January 20, 2018

ShowbuzzDaily Sundance Film Festival Review: “Don’t Worry, He Won’t Get Far On Foot”


DON’T WORRY, HE WON’T GET FAR ON FOOT (Amazon):  Despite some Christopher Nolan-esque splintering of time, Gus Van Sant’s Don’t Worry, He Won’t Get Far On Foot is one of his more conventional films.  Van Sant wrote the script himself, after years of development (originally, Robin Williams was to be the star) that resulted in story credit being shared with three other writers, one of them being John Callahan, the quadriplegic Oregon cartoonist whose true story this is, and whose memoir provides the source material.

Callahan (ultimately portrayed here by Joaquin Phoenix) had a troubled life that began with his being abandoned by his birth mother and adopted.  He became a barely-functioning alcoholic, a condition that continued even after he got into a car driven by another drunk, Dexter (Jack Black), who slammed the vehicle into a light pole, leaving Callahan in a wheelchair and with limited use of his hands.  Eventually, Callahan found AA, where through the care of his counselor and sponsor Donnie (Jonah Hill), he began to recover from his addiction and found not just inner peace and his calling as a politically incorrect newspaper cartoonist, but true love with the gorgeous Swedish air hostess Annu (Rooney Mara).

Although Callahan’s physical condition is of course a major part of the story, Van Sant’s interest is really in Callahan’s journey to a place of humility and self-knowledge, where Callahan could tame his inner demons and forgive the people in his life and eventually himself.  In other words, it’s not all that dissimilar from other tales of alcoholism and addiction we’ve seen through the years, and although Van Sant brings emotional delicacy to many of its moments, and elicits powerful performances from his cast, he hasn’t found a way to make its arc less predictable.

This is also one of Joaquin Phoenix’s more straightforward roles, and his work doesn’t have the crazy experimentation of The Master or Inherent Vice.  That will please a lot of people who have been put off by his immersive weirdness in recent years, and Phoenix is strongly present in every moment of the film, but it also lacks some of the wild excitement he’s provided in the past.  The transformational performance here is from Jonah Hill, who portrays a mellow gay trust fund child (he calls his higher power “Chuckie”) who has his own tragedies, without ever turning the character into a joke or a schtick.  Jack Black is called upon to do his Jack Black thing in the pre-accident scenes as Dexter, but he’s impressive in his later sequence.  Mara’s character, however accurate she may be to real life, comes across as such an idealized figure that I wasn’t sure for a while whether she might be one of Callahan’s hallucinations.

Don’t Worry, He Won’t Get Far On Foot has emotional force and its fractured storytelling provides a hint of mystery to Callahan’s life.  Van Sant’s reorganization of the film’s alphabet, though, doesn’t completely obscure the fact that it works its way tidily from A to Z.

About the Author

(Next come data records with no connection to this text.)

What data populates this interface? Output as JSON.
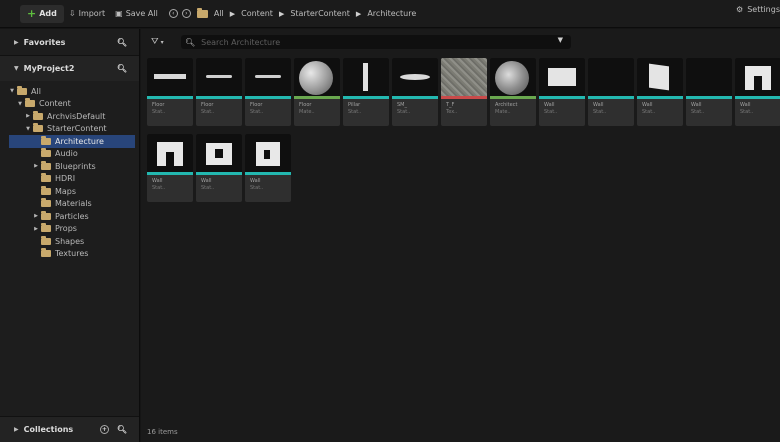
{
  "toolbar": {
    "add_label": "Add",
    "import_label": "Import",
    "save_all_label": "Save All",
    "breadcrumb": [
      "All",
      "Content",
      "StarterContent",
      "Architecture"
    ],
    "settings_label": "Settings"
  },
  "sources": {
    "favorites_label": "Favorites",
    "project_label": "MyProject2",
    "collections_label": "Collections",
    "tree": [
      {
        "label": "All",
        "depth": 0,
        "arrow": "▼",
        "selected": false
      },
      {
        "label": "Content",
        "depth": 1,
        "arrow": "▼",
        "selected": false
      },
      {
        "label": "ArchvisDefault",
        "depth": 2,
        "arrow": "▶",
        "selected": false
      },
      {
        "label": "StarterContent",
        "depth": 2,
        "arrow": "▼",
        "selected": false
      },
      {
        "label": "Architecture",
        "depth": 3,
        "arrow": "",
        "selected": true
      },
      {
        "label": "Audio",
        "depth": 3,
        "arrow": "",
        "selected": false
      },
      {
        "label": "Blueprints",
        "depth": 3,
        "arrow": "▶",
        "selected": false
      },
      {
        "label": "HDRI",
        "depth": 3,
        "arrow": "",
        "selected": false
      },
      {
        "label": "Maps",
        "depth": 3,
        "arrow": "",
        "selected": false
      },
      {
        "label": "Materials",
        "depth": 3,
        "arrow": "",
        "selected": false
      },
      {
        "label": "Particles",
        "depth": 3,
        "arrow": "▶",
        "selected": false
      },
      {
        "label": "Props",
        "depth": 3,
        "arrow": "▶",
        "selected": false
      },
      {
        "label": "Shapes",
        "depth": 3,
        "arrow": "",
        "selected": false
      },
      {
        "label": "Textures",
        "depth": 3,
        "arrow": "",
        "selected": false
      }
    ]
  },
  "content": {
    "search_placeholder": "Search Architecture",
    "status": "16 items",
    "assets": [
      {
        "name": "Floor",
        "type": "Stat..",
        "shape": "floor",
        "bar": "mesh"
      },
      {
        "name": "Floor",
        "type": "Stat..",
        "shape": "floor-thin",
        "bar": "mesh"
      },
      {
        "name": "Floor",
        "type": "Stat..",
        "shape": "floor-thin",
        "bar": "mesh"
      },
      {
        "name": "Floor",
        "type": "Mate..",
        "shape": "sphere",
        "bar": "mat"
      },
      {
        "name": "Pillar",
        "type": "Stat..",
        "shape": "pillar",
        "bar": "mesh"
      },
      {
        "name": "SM_",
        "type": "Stat..",
        "shape": "disc",
        "bar": "mesh"
      },
      {
        "name": "T_F",
        "type": "Tex..",
        "shape": "noise",
        "bar": "tex"
      },
      {
        "name": "Architect",
        "type": "Mate..",
        "shape": "moon",
        "bar": "mat"
      },
      {
        "name": "Wall",
        "type": "Stat..",
        "shape": "wall",
        "bar": "mesh"
      },
      {
        "name": "Wall",
        "type": "Stat..",
        "shape": "none",
        "bar": "mesh"
      },
      {
        "name": "Wall",
        "type": "Stat..",
        "shape": "wall-angle",
        "bar": "mesh"
      },
      {
        "name": "Wall",
        "type": "Stat..",
        "shape": "none",
        "bar": "mesh"
      },
      {
        "name": "Wall",
        "type": "Stat..",
        "shape": "door",
        "bar": "mesh"
      },
      {
        "name": "Wall",
        "type": "Stat..",
        "shape": "door",
        "bar": "mesh"
      },
      {
        "name": "Wall",
        "type": "Stat..",
        "shape": "window",
        "bar": "mesh"
      },
      {
        "name": "Wall",
        "type": "Stat..",
        "shape": "window2",
        "bar": "mesh"
      }
    ]
  }
}
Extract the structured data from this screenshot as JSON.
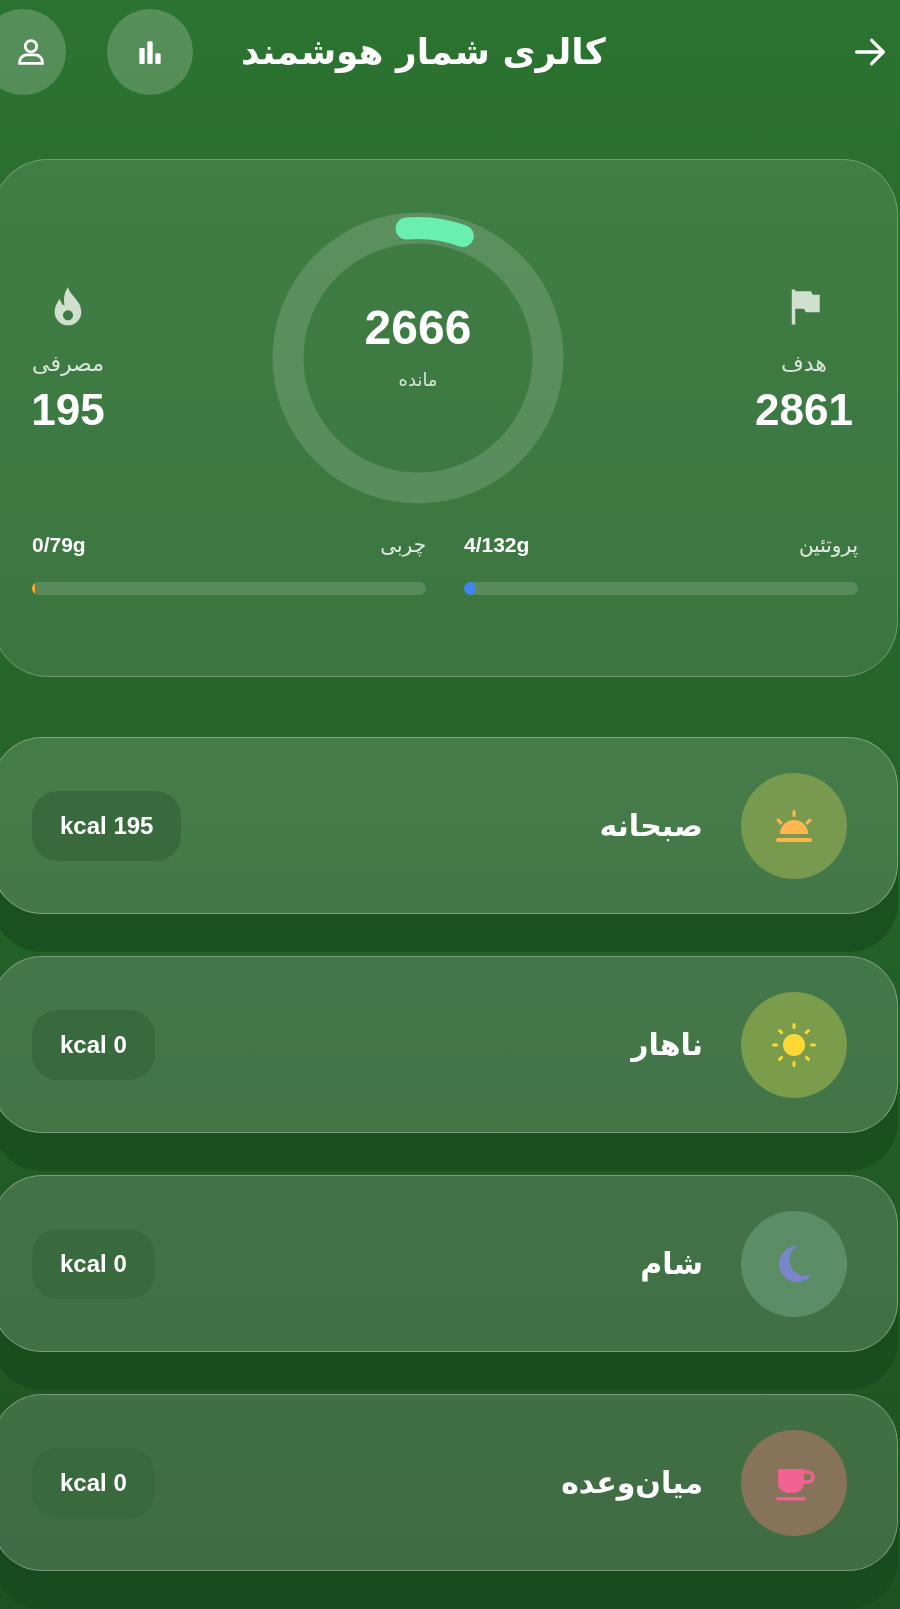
{
  "header": {
    "title": "کالری شمار هوشمند"
  },
  "summary": {
    "goal": {
      "label": "هدف",
      "value": "2861"
    },
    "remaining": {
      "value": "2666",
      "label": "مانده",
      "level": 0.07
    },
    "consumed": {
      "label": "مصرفی",
      "value": "195"
    },
    "macros": [
      {
        "name": "پروتئین",
        "amount": "4/132g",
        "level": 0.03,
        "color": "#4285f4"
      },
      {
        "name": "چربی",
        "amount": "0/79g",
        "level": 0,
        "color": "#ffa726"
      }
    ]
  },
  "meals": [
    {
      "kind": "breakfast",
      "name": "صبحانه",
      "calories": "kcal 195"
    },
    {
      "kind": "lunch",
      "name": "ناهار",
      "calories": "kcal 0"
    },
    {
      "kind": "dinner",
      "name": "شام",
      "calories": "kcal 0"
    },
    {
      "kind": "snack",
      "name": "میان‌وعده",
      "calories": "kcal 0"
    }
  ]
}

Mitch Salem
MITCH SALEM has worked on the business side of the entertainment industry for 20 years, as a senior business affairs executive and attorney for such companies as NBC, ABC, USA, Syfy, Bravo, and BermanBraun Productions, and before that, at the NY law firm of Weil, Gotshal & Manges. During all that, he has more or less constantly been going to the movies and watching TV, and writing about both since the 1980s. His film reviews also currently appear on and In addition, he is co-writer of an episode of the television series "Felicity."